all photos provided by The Hyde Collection
|Part of MHR-80's Salon section|
|Jean Egger Quash, 2016|
electric object, earplugs, and video
The show is installed according to a set of six organizing categories drawn by Oatman from "the history of display": site, vault, salon, cube, mirror/grid, and landview. I have to admit, I'm a little baffled by the concept, and not convinced that it succeeds here, but I give Oatman credit for trying the experiment in front of so many interested audience members. However, they (like me) probably just want to see who got in and what their latest work is like - rather than to receive an academic history lesson in the form of a contemporary art exhibition.
|Brian Cirmo, Cat’s
in the Well,
oil on canvas
|Elizabeth Panzer Nasturcium Op. 3, 2015|
A few years ago, Oatman co-curated (with Ken Ragsdale, who is conspicuously absent here) the wonderfully stuffed An Armory Show at Sage College of Albany's Opalka Gallery, using a similar approach to this installation. There, however, each artist had a lot more examples of their work included so, despite the chaos, one could delve in. This show feels much cleaner, but is also a tease, especially if you are seeing an artist here for the first time.
|Danny Goodwin 3-D
Cardboard Box Prototype,
archival pigment print
If you go, be sure not to miss the "interventions" by artists in the Hyde House - there, two historic bathrooms have been cleverly altered, and a bedroom has been lovingly updated. There are also three large-scale outdoor pieces, one of which drew me to the back garden area of the house, where my companion and I enjoyed a stunning view of the paper mill that endowed the Hyde, and its vast supply of stacked logs. If it had been entered, we would have given it first prize.

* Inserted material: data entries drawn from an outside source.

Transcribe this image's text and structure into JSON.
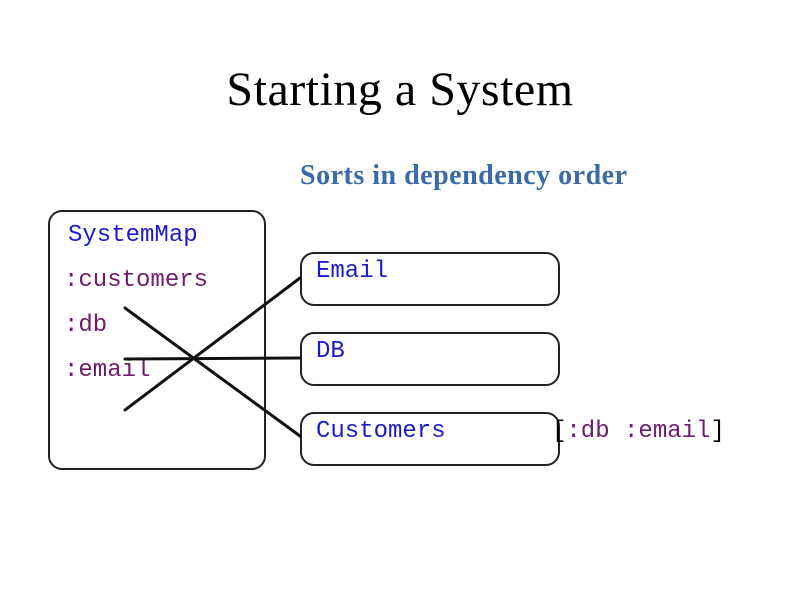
{
  "title": "Starting a System",
  "subtitle": "Sorts in dependency order",
  "systemmap": {
    "label": "SystemMap",
    "keys": [
      ":customers",
      ":db",
      ":email"
    ]
  },
  "components": {
    "email": "Email",
    "db": "DB",
    "customers": "Customers"
  },
  "customers_deps": {
    "open": "[",
    "db": ":db",
    "space": " ",
    "email": ":email",
    "close": "]"
  },
  "connections": [
    {
      "from": ":customers",
      "to": "Customers"
    },
    {
      "from": ":db",
      "to": "DB"
    },
    {
      "from": ":email",
      "to": "Email"
    }
  ]
}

|Kathy Greenwood, Paper Dolls, 2016|
digital prints, colored pencil, acrylic on paper, cotton cloth